- Work order -
Repeat the whole of the data, keeping every detail the same.

▬▬▬▬▬▬▬▬▬▬

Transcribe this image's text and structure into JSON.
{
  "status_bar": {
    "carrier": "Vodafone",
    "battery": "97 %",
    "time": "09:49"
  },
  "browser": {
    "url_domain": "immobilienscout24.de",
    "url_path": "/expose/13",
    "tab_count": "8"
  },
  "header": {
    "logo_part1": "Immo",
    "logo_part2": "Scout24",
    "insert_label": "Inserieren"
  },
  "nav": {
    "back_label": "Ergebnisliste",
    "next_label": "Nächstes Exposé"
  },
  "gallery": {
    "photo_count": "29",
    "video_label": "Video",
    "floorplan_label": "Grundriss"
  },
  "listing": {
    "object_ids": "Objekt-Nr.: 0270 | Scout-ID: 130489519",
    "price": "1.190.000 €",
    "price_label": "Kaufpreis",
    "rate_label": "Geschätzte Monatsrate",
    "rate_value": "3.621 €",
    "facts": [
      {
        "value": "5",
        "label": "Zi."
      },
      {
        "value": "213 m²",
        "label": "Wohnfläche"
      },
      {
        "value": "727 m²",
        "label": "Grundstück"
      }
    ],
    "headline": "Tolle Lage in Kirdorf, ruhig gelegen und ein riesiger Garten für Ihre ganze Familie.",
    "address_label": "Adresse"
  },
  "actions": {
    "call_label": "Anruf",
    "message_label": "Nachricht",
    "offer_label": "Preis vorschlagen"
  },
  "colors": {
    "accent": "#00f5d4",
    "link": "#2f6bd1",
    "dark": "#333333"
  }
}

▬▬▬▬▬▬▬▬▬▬

- Worked solution -
Transcribe this image's text and structure into JSON.
{
  "status_bar": {
    "carrier": "Vodafone",
    "battery": "97 %",
    "time": "09:49"
  },
  "browser": {
    "url_domain": "immobilienscout24.de",
    "url_path": "/expose/13",
    "tab_count": "8"
  },
  "header": {
    "logo_part1": "Immo",
    "logo_part2": "Scout24",
    "insert_label": "Inserieren"
  },
  "nav": {
    "back_label": "Ergebnisliste",
    "next_label": "Nächstes Exposé"
  },
  "gallery": {
    "photo_count": "29",
    "video_label": "Video",
    "floorplan_label": "Grundriss"
  },
  "listing": {
    "object_ids": "Objekt-Nr.: 0270 | Scout-ID: 130489519",
    "price": "1.190.000 €",
    "price_label": "Kaufpreis",
    "rate_label": "Geschätzte Monatsrate",
    "rate_value": "3.621 €",
    "facts": [
      {
        "value": "5",
        "label": "Zi."
      },
      {
        "value": "213 m²",
        "label": "Wohnfläche"
      },
      {
        "value": "727 m²",
        "label": "Grundstück"
      }
    ],
    "headline": "Tolle Lage in Kirdorf, ruhig gelegen und ein riesiger Garten für Ihre ganze Familie.",
    "address_label": "Adresse"
  },
  "actions": {
    "call_label": "Anruf",
    "message_label": "Nachricht",
    "offer_label": "Preis vorschlagen"
  },
  "colors": {
    "accent": "#00f5d4",
    "link": "#2f6bd1",
    "dark": "#333333"
  }
}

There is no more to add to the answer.